I will anyway venture to share some of my valedictory thoughts, and to engage with you, using this space as a forum. Please do share your responses by email, good or bad or just bored.
One of the things I have realised, and have already hinted, is that our profession is attempting too many operations, attempting to cure things ‘with the scalpel’ that would cure themselves, quite adequately, if we just learnt to restrain ourselves and left them alone. ‘Less is more!’ should be our catchphrase.
Is this a matter of culture and circumstance, of something that differs between countries? And if so, which is the better culture and which the worse?
I am fortunate to be a regular visitor to the USA, which is a magnificent country. Some things about it are immediately clear to any visitor. Americans are confident about their courts, and see them as an immediate means for citizens to redress their wrongs, and thereby to keep everybody ‘up to the mark’ (and even your own government). This is splendid, and it does not happen in Europe, or happen in the same way.
However, it has its drawbacks. Lawyers can become too ambitious (remember, the successful parasite is the parasite that does not draw attention to itself) and your insurance costs are high (getting higher), because practitioners have to look over their shoulders, and insure against mistakes. In Europe, in contrast, medicine is increasingly a state monopoly, where the state taxes its citizens, and then provides them with medicine (it also tends to discriminate against private providers). This can also be splendid, in its way, in that professionals do not get dragged into court for non-negligent mistakes, (or only to a minor extent). They are protected by their paymasters, and only risk an occasional reprimand. Does this mean that incompetent doctors can survive in Europe, when they would be exposed and denounced in America? Hmmm, your opinions please.
It certainly does mean that treatment can be reduced (and even rationed) by the State, especially when it is expensive, and the State finds itself short of money. In England that is certainly the case. Patients there must wait for many categories of treatment—there is often a ‘waiting-list’ for operations—and they wait far longer than if they would just gone out and paid, using their own funds or insurance. This is a fundamental difference.
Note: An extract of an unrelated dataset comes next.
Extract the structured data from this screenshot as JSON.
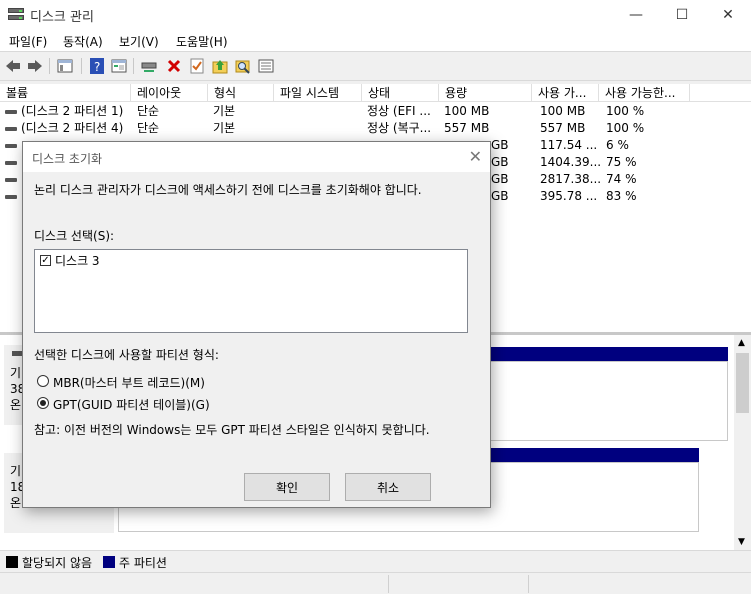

How does this affect orthopaedics, apart from the obvious point—I have this anecdotally—that rotator-cuffs often get better in England without treatment, because their owners are stuck in a queue? Is this just amusing, or does it support a more conservative approach? I wonder. Let me know what you think, so we can start a conversation.
Our readers will be aware of two different categories of article, specific to JISAKOS, which I announced in the first editorial. Some articles contribute to our State of the Art Review. This is a wide-ranging overview, which describes where we are now, so that we can better decide where we would like to be in the foreseeable future. In this issue, for instance, there is a review of failed cartilage repair, which delivers an important lesson, that we should look for malalignment or instability as a cause of failure.1 Yes indeed, a basic orthopaedic principle!
In contrast, our Classic Articles re-examine the past for clues; they look at past disputes and past techniques, and consider how things have changed. This is invariably interesting, and often insightful. In this issue, The Classic features Arciero's article, which set the standard for arthroscopic Bankart repair, and which has been put into modern perspective by Luo et al.2
I am now delighted to introduce a third and equally novel category; our Current Concepts Review. These articles will be more tightly focused, and each will examine an intervention, or a diagnostic procedure for a certain condition. Since they are specialised, and comparative, they can afford to make recommendations. Effectively they will be saying; this is the problem, these are the current solutions and this is the best one (at least in our opinion). In this issue, we examine the prevention of ankle sprains and conclude with a clear message; that athletes in contact sports or other high-risk sports should apply a tape or brace to obviate a future injury.3 Remember, there is no such thing as a ‘simple ankle sprain’ and simple prevention before is better than a complicated cure after.4
Competing interests None declared.